= Exercise instructions =
From the first line to the last, reproduce the records exactly as they appear below.

= Supplied information =

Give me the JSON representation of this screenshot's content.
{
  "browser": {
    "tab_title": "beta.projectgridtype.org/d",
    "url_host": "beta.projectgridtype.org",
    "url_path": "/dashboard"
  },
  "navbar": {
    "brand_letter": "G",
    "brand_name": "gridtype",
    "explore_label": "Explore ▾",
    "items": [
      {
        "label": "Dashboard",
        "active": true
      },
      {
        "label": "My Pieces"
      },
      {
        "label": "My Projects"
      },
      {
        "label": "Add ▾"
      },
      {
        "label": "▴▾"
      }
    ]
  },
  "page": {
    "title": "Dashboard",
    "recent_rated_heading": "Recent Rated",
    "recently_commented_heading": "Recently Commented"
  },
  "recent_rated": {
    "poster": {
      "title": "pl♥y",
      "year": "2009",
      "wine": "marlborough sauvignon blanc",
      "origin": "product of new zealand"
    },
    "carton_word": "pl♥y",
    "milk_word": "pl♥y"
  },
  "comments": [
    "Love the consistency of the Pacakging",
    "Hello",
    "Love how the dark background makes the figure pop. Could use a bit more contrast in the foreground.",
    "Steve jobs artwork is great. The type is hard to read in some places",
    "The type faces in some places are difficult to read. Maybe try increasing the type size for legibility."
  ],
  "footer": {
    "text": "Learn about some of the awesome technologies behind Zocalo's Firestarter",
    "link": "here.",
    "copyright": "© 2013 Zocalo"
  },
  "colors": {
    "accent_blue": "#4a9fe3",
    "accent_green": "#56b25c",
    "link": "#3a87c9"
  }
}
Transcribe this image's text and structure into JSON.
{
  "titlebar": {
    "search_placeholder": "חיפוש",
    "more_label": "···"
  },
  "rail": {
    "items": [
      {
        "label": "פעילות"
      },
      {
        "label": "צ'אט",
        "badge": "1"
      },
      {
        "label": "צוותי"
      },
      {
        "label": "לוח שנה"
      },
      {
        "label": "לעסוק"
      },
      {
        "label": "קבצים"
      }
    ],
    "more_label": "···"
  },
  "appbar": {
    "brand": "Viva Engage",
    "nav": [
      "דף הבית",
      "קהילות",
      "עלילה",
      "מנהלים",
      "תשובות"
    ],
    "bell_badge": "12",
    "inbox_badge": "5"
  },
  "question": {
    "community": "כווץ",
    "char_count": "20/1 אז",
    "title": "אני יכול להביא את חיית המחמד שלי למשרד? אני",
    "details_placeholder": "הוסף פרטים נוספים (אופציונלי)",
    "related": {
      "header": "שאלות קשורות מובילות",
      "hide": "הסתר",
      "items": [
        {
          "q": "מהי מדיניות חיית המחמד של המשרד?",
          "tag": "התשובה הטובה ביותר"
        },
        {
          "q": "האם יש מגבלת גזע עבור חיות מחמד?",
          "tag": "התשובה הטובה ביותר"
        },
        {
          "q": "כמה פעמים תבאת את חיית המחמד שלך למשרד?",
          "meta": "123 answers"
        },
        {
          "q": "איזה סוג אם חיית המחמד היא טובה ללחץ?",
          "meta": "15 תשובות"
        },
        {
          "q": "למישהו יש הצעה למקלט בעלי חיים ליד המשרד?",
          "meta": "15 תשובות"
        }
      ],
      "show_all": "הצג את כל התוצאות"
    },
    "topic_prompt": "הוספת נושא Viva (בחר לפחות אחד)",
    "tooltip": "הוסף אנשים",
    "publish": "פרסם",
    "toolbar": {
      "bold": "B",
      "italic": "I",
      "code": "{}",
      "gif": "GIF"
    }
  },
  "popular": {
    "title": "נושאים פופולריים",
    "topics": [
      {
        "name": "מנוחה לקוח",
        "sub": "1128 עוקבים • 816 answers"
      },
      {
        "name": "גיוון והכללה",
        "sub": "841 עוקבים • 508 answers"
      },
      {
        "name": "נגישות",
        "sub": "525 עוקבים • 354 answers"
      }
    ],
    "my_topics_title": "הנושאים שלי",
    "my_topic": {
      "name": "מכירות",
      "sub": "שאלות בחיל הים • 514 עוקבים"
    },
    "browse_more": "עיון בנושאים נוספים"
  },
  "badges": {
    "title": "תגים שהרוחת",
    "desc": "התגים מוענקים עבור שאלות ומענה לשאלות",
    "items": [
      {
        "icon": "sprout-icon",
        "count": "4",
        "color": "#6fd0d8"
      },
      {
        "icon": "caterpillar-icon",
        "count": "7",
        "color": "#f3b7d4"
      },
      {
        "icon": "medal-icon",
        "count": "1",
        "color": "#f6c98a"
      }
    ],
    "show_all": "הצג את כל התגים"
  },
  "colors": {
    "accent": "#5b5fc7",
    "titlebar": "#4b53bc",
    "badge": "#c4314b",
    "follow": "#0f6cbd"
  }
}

= Problem solution =
Give me the JSON representation of this screenshot's content.
{
  "browser": {
    "tab_title": "beta.projectgridtype.org/d",
    "url_host": "beta.projectgridtype.org",
    "url_path": "/dashboard"
  },
  "navbar": {
    "brand_letter": "G",
    "brand_name": "gridtype",
    "explore_label": "Explore ▾",
    "items": [
      {
        "label": "Dashboard",
        "active": true
      },
      {
        "label": "My Pieces"
      },
      {
        "label": "My Projects"
      },
      {
        "label": "Add ▾"
      },
      {
        "label": "▴▾"
      }
    ]
  },
  "page": {
    "title": "Dashboard",
    "recent_rated_heading": "Recent Rated",
    "recently_commented_heading": "Recently Commented"
  },
  "recent_rated": {
    "poster": {
      "title": "pl♥y",
      "year": "2009",
      "wine": "marlborough sauvignon blanc",
      "origin": "product of new zealand"
    },
    "carton_word": "pl♥y",
    "milk_word": "pl♥y"
  },
  "comments": [
    "Love the consistency of the Pacakging",
    "Hello",
    "Love how the dark background makes the figure pop. Could use a bit more contrast in the foreground.",
    "Steve jobs artwork is great. The type is hard to read in some places",
    "The type faces in some places are difficult to read. Maybe try increasing the type size for legibility."
  ],
  "footer": {
    "text": "Learn about some of the awesome technologies behind Zocalo's Firestarter",
    "link": "here.",
    "copyright": "© 2013 Zocalo"
  },
  "colors": {
    "accent_blue": "#4a9fe3",
    "accent_green": "#56b25c",
    "link": "#3a87c9"
  }
}
Transcribe this image's text and structure into JSON.
{
  "titlebar": {
    "search_placeholder": "חיפוש",
    "more_label": "···"
  },
  "rail": {
    "items": [
      {
        "label": "פעילות"
      },
      {
        "label": "צ'אט",
        "badge": "1"
      },
      {
        "label": "צוותי"
      },
      {
        "label": "לוח שנה"
      },
      {
        "label": "לעסוק"
      },
      {
        "label": "קבצים"
      }
    ],
    "more_label": "···"
  },
  "appbar": {
    "brand": "Viva Engage",
    "nav": [
      "דף הבית",
      "קהילות",
      "עלילה",
      "מנהלים",
      "תשובות"
    ],
    "bell_badge": "12",
    "inbox_badge": "5"
  },
  "question": {
    "community": "כווץ",
    "char_count": "20/1 אז",
    "title": "אני יכול להביא את חיית המחמד שלי למשרד? אני",
    "details_placeholder": "הוסף פרטים נוספים (אופציונלי)",
    "related": {
      "header": "שאלות קשורות מובילות",
      "hide": "הסתר",
      "items": [
        {
          "q": "מהי מדיניות חיית המחמד של המשרד?",
          "tag": "התשובה הטובה ביותר"
        },
        {
          "q": "האם יש מגבלת גזע עבור חיות מחמד?",
          "tag": "התשובה הטובה ביותר"
        },
        {
          "q": "כמה פעמים תבאת את חיית המחמד שלך למשרד?",
          "meta": "123 answers"
        },
        {
          "q": "איזה סוג אם חיית המחמד היא טובה ללחץ?",
          "meta": "15 תשובות"
        },
        {
          "q": "למישהו יש הצעה למקלט בעלי חיים ליד המשרד?",
          "meta": "15 תשובות"
        }
      ],
      "show_all": "הצג את כל התוצאות"
    },
    "topic_prompt": "הוספת נושא Viva (בחר לפחות אחד)",
    "tooltip": "הוסף אנשים",
    "publish": "פרסם",
    "toolbar": {
      "bold": "B",
      "italic": "I",
      "code": "{}",
      "gif": "GIF"
    }
  },
  "popular": {
    "title": "נושאים פופולריים",
    "topics": [
      {
        "name": "מנוחה לקוח",
        "sub": "1128 עוקבים • 816 answers"
      },
      {
        "name": "גיוון והכללה",
        "sub": "841 עוקבים • 508 answers"
      },
      {
        "name": "נגישות",
        "sub": "525 עוקבים • 354 answers"
      }
    ],
    "my_topics_title": "הנושאים שלי",
    "my_topic": {
      "name": "מכירות",
      "sub": "שאלות בחיל הים • 514 עוקבים"
    },
    "browse_more": "עיון בנושאים נוספים"
  },
  "badges": {
    "title": "תגים שהרוחת",
    "desc": "התגים מוענקים עבור שאלות ומענה לשאלות",
    "items": [
      {
        "icon": "sprout-icon",
        "count": "4",
        "color": "#6fd0d8"
      },
      {
        "icon": "caterpillar-icon",
        "count": "7",
        "color": "#f3b7d4"
      },
      {
        "icon": "medal-icon",
        "count": "1",
        "color": "#f6c98a"
      }
    ],
    "show_all": "הצג את כל התגים"
  },
  "colors": {
    "accent": "#5b5fc7",
    "titlebar": "#4b53bc",
    "badge": "#c4314b",
    "follow": "#0f6cbd"
  }
}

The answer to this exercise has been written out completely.